Student's Off-Campus Social Media Posts Bore Sufficient Connection to School to Permit the School Board to Discipline Student by Expelling Him.
Chen v. Albany School District || 9th U.S. Circuit Court of Appeals, Dec. 27, 2022.
In November 2016, a high school student created a private Instagram account followed by a small group of classmates. The student pseudonymously posted racist memes, images, and comments, including photos of Black classmates, to the account. In March 2017, knowledge of the account's existence and content began to spread through the high school after another student shared photos of it. Students suffered severe mental and emotional distress, which affected their grades, caused them to miss class, and in one case, even to withdraw the high school. In June 2017, the high School Board held an expulsion hearing, and the student was expelled. The student filed suit in the Federal district court. The district court granted judgment in favor of the school district. The student appealed.
The Ninth Circuit Court of Appeals held that a student's off-campus speech is not necessarily beyond a school district's regulatory authority, but the speech must bear a sufficient connection to the school to allow regulation. Relevant considerations include (1) the degree and likelihood the speech would harm the school; (2) whether it was reasonably foreseeable that the speech would reach and impact the school; and (3) the relation between the content and context of the speech and the school.

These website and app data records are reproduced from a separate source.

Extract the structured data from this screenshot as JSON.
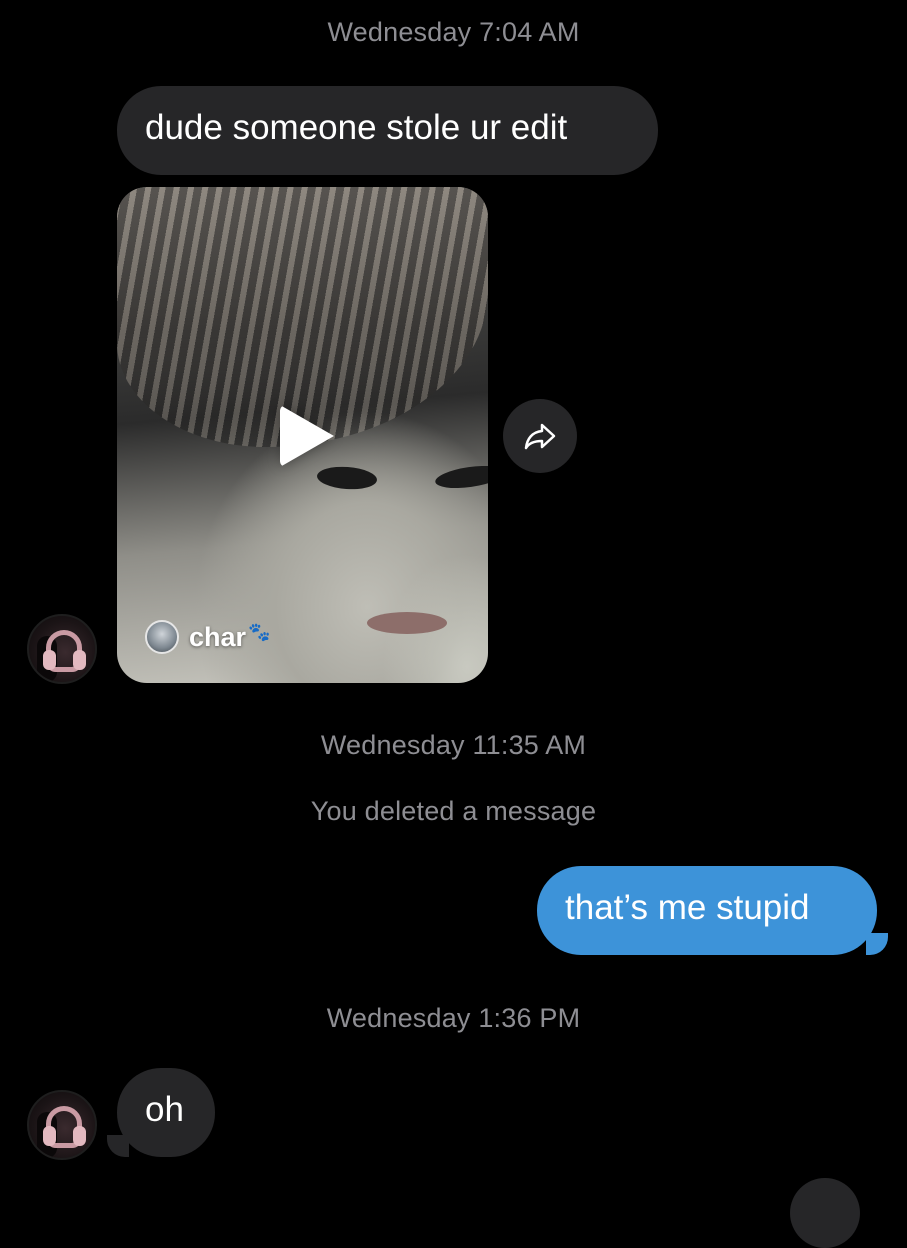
{
  "thread": {
    "timestamp_1": "Wednesday 7:04 AM",
    "msg_1": "dude someone stole ur edit",
    "shared_video": {
      "creator_name": "char",
      "creator_emoji": "🐾"
    },
    "timestamp_2": "Wednesday 11:35 AM",
    "deleted_notice": "You deleted a message",
    "msg_2": "that’s me stupid",
    "timestamp_3": "Wednesday 1:36 PM",
    "msg_3": "oh"
  },
  "icons": {
    "play": "play-icon",
    "share": "share-arrow-icon"
  },
  "colors": {
    "background": "#000000",
    "incoming_bubble": "#262628",
    "outgoing_bubble": "#3d93d9",
    "timestamp_text": "#8e8e93"
  }
}
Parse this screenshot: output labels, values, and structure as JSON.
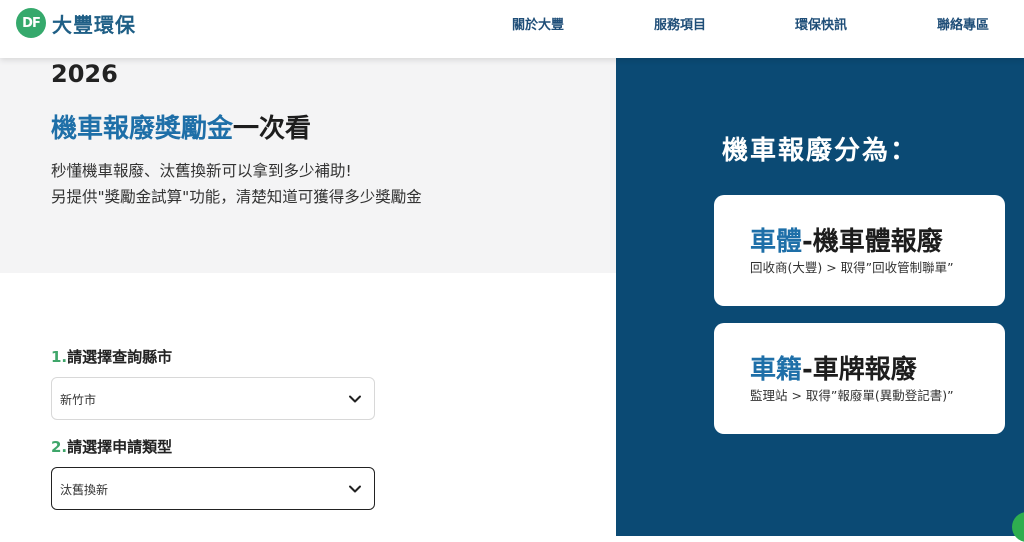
{
  "header": {
    "logo_badge": "DF",
    "logo_text": "大豐環保",
    "nav": [
      "關於大豐",
      "服務項目",
      "環保快訊",
      "聯絡專區"
    ]
  },
  "hero": {
    "year": "2026",
    "title_accent": "機車報廢獎勵金",
    "title_plain": "一次看",
    "desc_line1": "秒懂機車報廢、汰舊換新可以拿到多少補助!",
    "desc_line2": "另提供\"獎勵金試算\"功能，清楚知道可獲得多少獎勵金"
  },
  "form": {
    "step1_num": "1.",
    "step1_label": "請選擇查詢縣市",
    "step1_value": "新竹市",
    "step2_num": "2.",
    "step2_label": "請選擇申請類型",
    "step2_value": "汰舊換新"
  },
  "side": {
    "title": "機車報廢分為：",
    "cards": [
      {
        "accent": "車體",
        "plain": "-機車體報廢",
        "sub": "回收商(大豐) > 取得”回收管制聯單”"
      },
      {
        "accent": "車籍",
        "plain": "-車牌報廢",
        "sub": "監理站 > 取得”報廢單(異動登記書)”"
      }
    ]
  },
  "colors": {
    "accent_blue": "#1e6fa8",
    "side_bg": "#0b4a74",
    "step_green": "#3fa66a",
    "logo_green": "#35a96c"
  }
}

The Court of Appeals observed that the student intended the Instagram account to be private, but it was foreseeable the posts would reach and impact the school, given how easily electronic communications may be copied. Moreover, once the account's privacy was breached, the degree and likelihood of harm caused by the posts was significant, which was demonstrated by its impact on the students. Finally, the relation between the content and context of the speech and the school weighed in favor of upholding the district's disciplinary authority because (1) once the student's posts spread around the school, a number of students became the targets of severe bullying and harassment; and (2) although the student was free to espouse offensive, unpopular viewpoints, he was not free to disseminate harassing invective targeted at particular classmates.